What is a Roth IRA?
A Roth IRA is a retirement account where (1) you invest your money after you've paid taxes on it, and (2) you can withdraw your money without paying taxes on the withdrawals.
|Traditional IRA||Roth IRA|
|Invest money before you pay taxes on it||Invest money after you pay taxes on it|
|Grow the money in the account tax-free||Grow the money in the account tax-free|
|Pay taxes when you withdraw the funds||No taxes when you withdraw the funds|
What if you leave the funds in your traditional retirement account?
Consider an example where you have a conventional retirement account worth approximately $300,000. If the value of your account increases by an average of 6% per year over the next 5 years, your account would be worth $400,000. You would need to pay taxes when you retire and withdraw the $400,000 from the account. Assume you are in a 24% income tax bracket. When you withdraw the $400,000, you would need to pay $96,000 in taxes (24%). If you leave the money in the account to be inherited by your heirs, they would need to pay income taxes on the money when they take distributions. They would be required to take distributions within 10 years according to the new SECURE Act which went into effect January 1, 2020. They also might need to pay estate taxes on the funds, depending on the value of your estate.
Why Convert the Funds from a Traditional IRA into a Roth IRA?
In the example above, let's assume you convert the $300,000 into a Roth IRA. In this case, you would not need to pay any taxes at all when you retire and withdraw the funds. However, you would need to pay taxes now on the $300,000 ($72,000 in taxes assuming a 24% tax bracket). In this example, you would save at least $24,000 in taxes by paying the 24% tax now on the $300,000 account value instead of later on the $400,000 account value. Your savings would be even greater if tax brackets are higher in the future and/or if the retirement account goes up in value more than expected. If you don't take the distributions yourself, the funds will be distributed income tax-free to your heirs.

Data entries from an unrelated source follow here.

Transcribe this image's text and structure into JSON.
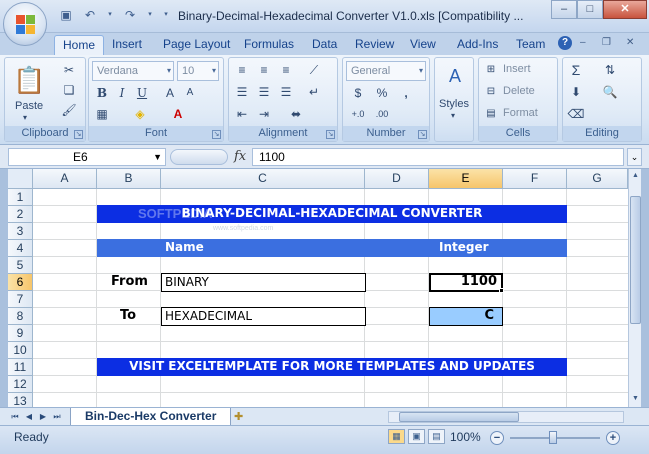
{
  "window": {
    "title": "Binary-Decimal-Hexadecimal Converter V1.0.xls  [Compatibility ...",
    "min": "–",
    "max": "□",
    "close": "✕"
  },
  "tabs": [
    "Home",
    "Insert",
    "Page Layout",
    "Formulas",
    "Data",
    "Review",
    "View",
    "Add-Ins",
    "Team"
  ],
  "ribbon": {
    "font_name": "Verdana",
    "font_size": "10",
    "number_format": "General",
    "paste_label": "Paste",
    "styles_label": "Styles",
    "insert_label": "Insert",
    "delete_label": "Delete",
    "format_label": "Format",
    "groups": {
      "clipboard": "Clipboard",
      "font": "Font",
      "alignment": "Alignment",
      "number": "Number",
      "cells": "Cells",
      "editing": "Editing"
    }
  },
  "formula_bar": {
    "name_box": "E6",
    "fx": "fx",
    "value": "1100"
  },
  "columns": [
    "A",
    "B",
    "C",
    "D",
    "E",
    "F",
    "G"
  ],
  "rows": [
    "1",
    "2",
    "3",
    "4",
    "5",
    "6",
    "7",
    "8",
    "9",
    "10",
    "11",
    "12",
    "13"
  ],
  "sheet": {
    "title": "BINARY-DECIMAL-HEXADECIMAL CONVERTER",
    "header_name": "Name",
    "header_integer": "Integer",
    "from_label": "From",
    "from_value": "BINARY",
    "from_integer": "1100",
    "to_label": "To",
    "to_value": "HEXADECIMAL",
    "to_integer": "C",
    "footer": "VISIT EXCELTEMPLATE FOR MORE TEMPLATES AND UPDATES",
    "watermark": "SOFTPEDIA",
    "watermark_url": "www.softpedia.com"
  },
  "sheet_tab": "Bin-Dec-Hex Converter",
  "status": {
    "ready": "Ready",
    "zoom": "100%"
  }
}
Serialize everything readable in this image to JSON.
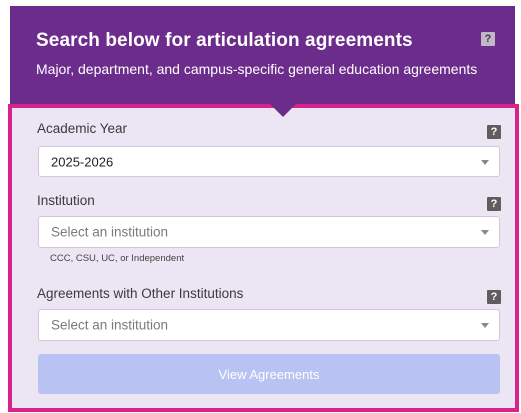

Where to get the money for the tax bill?
In our example, you would need to pay approximately $72,000 in taxes to make the strategy work. You could pay the taxes out of the retirement account itself, but that would almost defeat the purpose of the conversion. Instead, it may be smarter to take advantage of the record low mortgage rates that are currently available. You could bump up the balance on your mortgage, and use the extra funds to pay the taxes on the conversion:
|Pay Taxes Using Cash on Hand||Pay Taxes Using Mortgage|
|Opportunity Cost %||6%||-|
|Opportunity Cost $ (what you would have earned by keeping your money invested)||$4,320||-|
|After-tax Mortgage Cost % (based on 4% mortgage rate)||-||3.04%|
|After-tax Mortgage Cost $||-||$2,189|
As a mortgage professional, I work together as a team with your financial advisor to help you evaluate your mortgage options in the context of your overall financial goals. Let me know if this idea is something you'd like to consider in more detail!
PLEASE NOTE: THIS ARTICLE AND OVERVIEW IS PROVIDED FOR INFORMATIONAL PURPOSES ONLY. IT IS NOT AN ADVERTISEMENT FOR A SPECIFIC MORTGAGE PROGRAM OR INTEREST RATE. IT DOES NOT CONSTITUTE LEGAL, TAX, OR FINANCIAL ADVICE. PLEASE CONSULT WITH A QUALIFIED TAX AND INVESTMENT ADVISOR FOR SPECIFIC ADVICE PERTAINING TO YOUR SITUATION.
Source: CMPS Institute